(Data records for software interfaces)
┌──

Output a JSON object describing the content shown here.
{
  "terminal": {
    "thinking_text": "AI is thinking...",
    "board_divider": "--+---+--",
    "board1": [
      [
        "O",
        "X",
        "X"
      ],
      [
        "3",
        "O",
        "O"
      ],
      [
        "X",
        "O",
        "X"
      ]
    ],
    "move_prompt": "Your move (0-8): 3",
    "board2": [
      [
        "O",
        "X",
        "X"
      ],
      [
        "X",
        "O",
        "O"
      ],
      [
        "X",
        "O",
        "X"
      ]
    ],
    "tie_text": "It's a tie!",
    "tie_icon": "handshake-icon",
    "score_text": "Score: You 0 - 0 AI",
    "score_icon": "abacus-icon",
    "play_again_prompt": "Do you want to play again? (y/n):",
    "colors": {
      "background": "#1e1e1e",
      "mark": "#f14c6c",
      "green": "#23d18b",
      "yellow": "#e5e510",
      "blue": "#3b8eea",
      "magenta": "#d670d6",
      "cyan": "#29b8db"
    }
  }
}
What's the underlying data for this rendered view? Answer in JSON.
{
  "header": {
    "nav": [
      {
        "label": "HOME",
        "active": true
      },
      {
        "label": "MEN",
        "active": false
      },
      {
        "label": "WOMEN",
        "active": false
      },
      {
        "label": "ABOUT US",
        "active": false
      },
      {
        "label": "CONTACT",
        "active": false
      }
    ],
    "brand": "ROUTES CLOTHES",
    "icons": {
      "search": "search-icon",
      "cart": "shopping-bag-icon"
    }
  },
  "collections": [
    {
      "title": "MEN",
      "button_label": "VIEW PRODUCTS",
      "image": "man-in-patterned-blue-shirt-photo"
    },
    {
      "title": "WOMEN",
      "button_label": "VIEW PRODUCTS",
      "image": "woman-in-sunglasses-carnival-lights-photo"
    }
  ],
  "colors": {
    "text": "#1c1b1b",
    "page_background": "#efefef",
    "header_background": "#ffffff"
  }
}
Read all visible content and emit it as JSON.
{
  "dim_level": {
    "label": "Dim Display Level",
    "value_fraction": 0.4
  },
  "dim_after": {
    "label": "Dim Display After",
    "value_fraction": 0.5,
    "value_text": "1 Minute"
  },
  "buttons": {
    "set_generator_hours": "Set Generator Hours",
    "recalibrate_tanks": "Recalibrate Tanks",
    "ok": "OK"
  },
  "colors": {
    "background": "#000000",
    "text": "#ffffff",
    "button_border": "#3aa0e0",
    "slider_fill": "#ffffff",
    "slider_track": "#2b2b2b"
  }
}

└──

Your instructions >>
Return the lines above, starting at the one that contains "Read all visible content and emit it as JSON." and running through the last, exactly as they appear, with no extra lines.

Solution below >>
Read all visible content and emit it as JSON.
{
  "dim_level": {
    "label": "Dim Display Level",
    "value_fraction": 0.4
  },
  "dim_after": {
    "label": "Dim Display After",
    "value_fraction": 0.5,
    "value_text": "1 Minute"
  },
  "buttons": {
    "set_generator_hours": "Set Generator Hours",
    "recalibrate_tanks": "Recalibrate Tanks",
    "ok": "OK"
  },
  "colors": {
    "background": "#000000",
    "text": "#ffffff",
    "button_border": "#3aa0e0",
    "slider_fill": "#ffffff",
    "slider_track": "#2b2b2b"
  }
}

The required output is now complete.